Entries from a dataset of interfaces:
□ □ □

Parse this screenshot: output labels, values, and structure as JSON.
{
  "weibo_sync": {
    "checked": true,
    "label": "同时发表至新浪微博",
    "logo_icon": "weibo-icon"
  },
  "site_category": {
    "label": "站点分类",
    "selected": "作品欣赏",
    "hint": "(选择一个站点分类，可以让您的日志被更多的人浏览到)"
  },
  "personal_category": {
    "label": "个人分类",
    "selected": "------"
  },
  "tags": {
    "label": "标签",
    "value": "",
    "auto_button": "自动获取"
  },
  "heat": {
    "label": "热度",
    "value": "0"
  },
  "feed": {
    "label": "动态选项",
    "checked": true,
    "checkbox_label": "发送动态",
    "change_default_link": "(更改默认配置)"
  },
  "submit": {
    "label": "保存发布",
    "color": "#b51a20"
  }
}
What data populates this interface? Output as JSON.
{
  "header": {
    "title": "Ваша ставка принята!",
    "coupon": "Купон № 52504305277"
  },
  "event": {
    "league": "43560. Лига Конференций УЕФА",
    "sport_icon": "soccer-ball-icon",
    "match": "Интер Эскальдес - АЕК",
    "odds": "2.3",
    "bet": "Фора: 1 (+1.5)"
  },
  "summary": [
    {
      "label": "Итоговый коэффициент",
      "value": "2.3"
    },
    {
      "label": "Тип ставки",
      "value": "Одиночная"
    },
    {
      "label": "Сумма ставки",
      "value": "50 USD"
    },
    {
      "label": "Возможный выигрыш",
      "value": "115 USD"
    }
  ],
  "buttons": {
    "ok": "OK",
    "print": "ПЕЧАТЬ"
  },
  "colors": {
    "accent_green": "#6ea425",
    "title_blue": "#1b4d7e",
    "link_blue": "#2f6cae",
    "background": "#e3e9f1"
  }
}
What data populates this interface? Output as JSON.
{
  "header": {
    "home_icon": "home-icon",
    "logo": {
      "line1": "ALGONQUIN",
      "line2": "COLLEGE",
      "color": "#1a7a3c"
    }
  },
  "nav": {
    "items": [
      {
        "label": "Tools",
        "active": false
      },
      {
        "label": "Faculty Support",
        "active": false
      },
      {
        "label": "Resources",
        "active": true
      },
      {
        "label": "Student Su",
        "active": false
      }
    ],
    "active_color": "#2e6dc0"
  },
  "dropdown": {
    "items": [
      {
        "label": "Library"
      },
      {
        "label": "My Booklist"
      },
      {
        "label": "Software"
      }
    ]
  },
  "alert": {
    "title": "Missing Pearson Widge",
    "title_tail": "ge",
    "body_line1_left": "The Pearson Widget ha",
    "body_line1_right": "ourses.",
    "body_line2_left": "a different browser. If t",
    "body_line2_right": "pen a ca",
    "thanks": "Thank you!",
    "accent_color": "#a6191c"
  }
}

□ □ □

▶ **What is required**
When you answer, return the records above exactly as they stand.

▶ **Answer for the task**
Parse this screenshot: output labels, values, and structure as JSON.
{
  "weibo_sync": {
    "checked": true,
    "label": "同时发表至新浪微博",
    "logo_icon": "weibo-icon"
  },
  "site_category": {
    "label": "站点分类",
    "selected": "作品欣赏",
    "hint": "(选择一个站点分类，可以让您的日志被更多的人浏览到)"
  },
  "personal_category": {
    "label": "个人分类",
    "selected": "------"
  },
  "tags": {
    "label": "标签",
    "value": "",
    "auto_button": "自动获取"
  },
  "heat": {
    "label": "热度",
    "value": "0"
  },
  "feed": {
    "label": "动态选项",
    "checked": true,
    "checkbox_label": "发送动态",
    "change_default_link": "(更改默认配置)"
  },
  "submit": {
    "label": "保存发布",
    "color": "#b51a20"
  }
}
What data populates this interface? Output as JSON.
{
  "header": {
    "title": "Ваша ставка принята!",
    "coupon": "Купон № 52504305277"
  },
  "event": {
    "league": "43560. Лига Конференций УЕФА",
    "sport_icon": "soccer-ball-icon",
    "match": "Интер Эскальдес - АЕК",
    "odds": "2.3",
    "bet": "Фора: 1 (+1.5)"
  },
  "summary": [
    {
      "label": "Итоговый коэффициент",
      "value": "2.3"
    },
    {
      "label": "Тип ставки",
      "value": "Одиночная"
    },
    {
      "label": "Сумма ставки",
      "value": "50 USD"
    },
    {
      "label": "Возможный выигрыш",
      "value": "115 USD"
    }
  ],
  "buttons": {
    "ok": "OK",
    "print": "ПЕЧАТЬ"
  },
  "colors": {
    "accent_green": "#6ea425",
    "title_blue": "#1b4d7e",
    "link_blue": "#2f6cae",
    "background": "#e3e9f1"
  }
}
What data populates this interface? Output as JSON.
{
  "header": {
    "home_icon": "home-icon",
    "logo": {
      "line1": "ALGONQUIN",
      "line2": "COLLEGE",
      "color": "#1a7a3c"
    }
  },
  "nav": {
    "items": [
      {
        "label": "Tools",
        "active": false
      },
      {
        "label": "Faculty Support",
        "active": false
      },
      {
        "label": "Resources",
        "active": true
      },
      {
        "label": "Student Su",
        "active": false
      }
    ],
    "active_color": "#2e6dc0"
  },
  "dropdown": {
    "items": [
      {
        "label": "Library"
      },
      {
        "label": "My Booklist"
      },
      {
        "label": "Software"
      }
    ]
  },
  "alert": {
    "title": "Missing Pearson Widge",
    "title_tail": "ge",
    "body_line1_left": "The Pearson Widget ha",
    "body_line1_right": "ourses.",
    "body_line2_left": "a different browser. If t",
    "body_line2_right": "pen a ca",
    "thanks": "Thank you!",
    "accent_color": "#a6191c"
  }
}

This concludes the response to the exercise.